* ASSIGNED TASK:
Please give the count of lines below with the string "title" in them, and no other words.

-- Opening Marker --

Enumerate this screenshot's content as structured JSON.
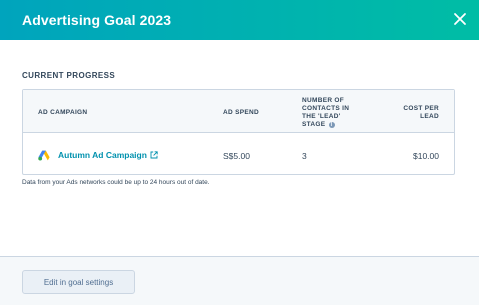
{
  "header": {
    "title": "Advertising Goal 2023",
    "close_icon": "close-icon"
  },
  "progress": {
    "section_label": "CURRENT PROGRESS",
    "columns": {
      "campaign": "AD CAMPAIGN",
      "spend": "AD SPEND",
      "contacts": "NUMBER OF CONTACTS IN THE 'LEAD' STAGE",
      "cost": "COST PER LEAD"
    },
    "rows": [
      {
        "campaign": "Autumn Ad Campaign",
        "spend": "S$5.00",
        "contacts": "3",
        "cost": "$10.00"
      }
    ],
    "disclaimer": "Data from your Ads networks could be up to 24 hours out of date."
  },
  "footer": {
    "edit_label": "Edit in goal settings"
  },
  "colors": {
    "header_start": "#00a4bd",
    "header_end": "#00bda5",
    "link": "#0091ae"
  }
}
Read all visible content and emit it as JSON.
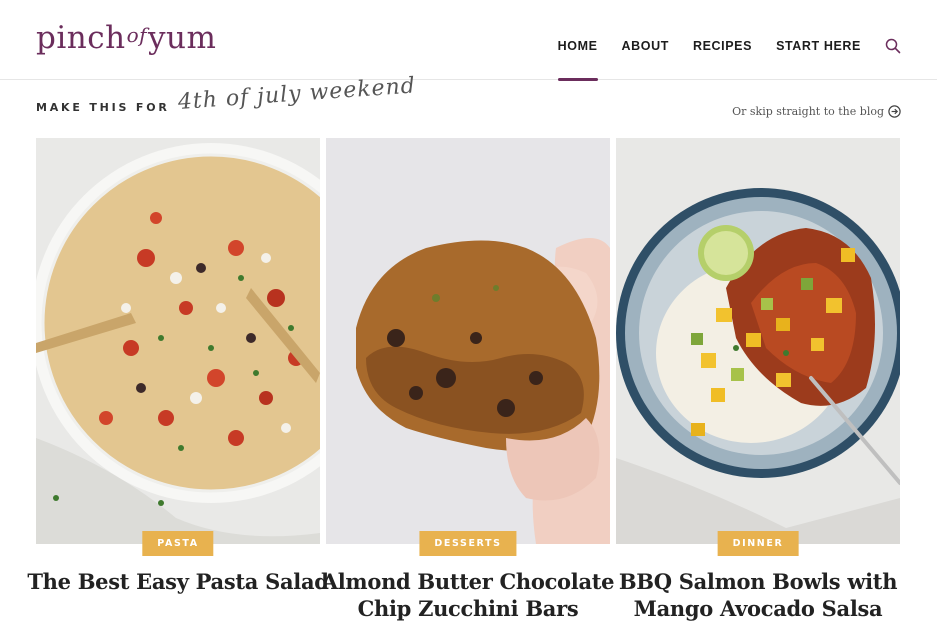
{
  "brand": {
    "logo_pre": "pinch",
    "logo_of": "of",
    "logo_post": "yum"
  },
  "nav": {
    "items": [
      {
        "label": "HOME",
        "active": true
      },
      {
        "label": "ABOUT",
        "active": false
      },
      {
        "label": "RECIPES",
        "active": false
      },
      {
        "label": "START HERE",
        "active": false
      }
    ],
    "search_icon": "search-icon"
  },
  "subheader": {
    "make_this_for": "MAKE THIS FOR",
    "occasion": "4th of july weekend",
    "skip_text": "Or skip straight to the blog",
    "skip_icon": "arrow-right-circle-icon"
  },
  "colors": {
    "brand": "#6b2d5c",
    "badge": "#e8b24f",
    "divider": "#e6e6e6"
  },
  "cards": [
    {
      "category": "PASTA",
      "title": "The Best Easy Pasta Salad"
    },
    {
      "category": "DESSERTS",
      "title": "Almond Butter Chocolate Chip Zucchini Bars"
    },
    {
      "category": "DINNER",
      "title": "BBQ Salmon Bowls with Mango Avocado Salsa"
    }
  ]
}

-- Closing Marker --

* EXERCISE RESULT:
4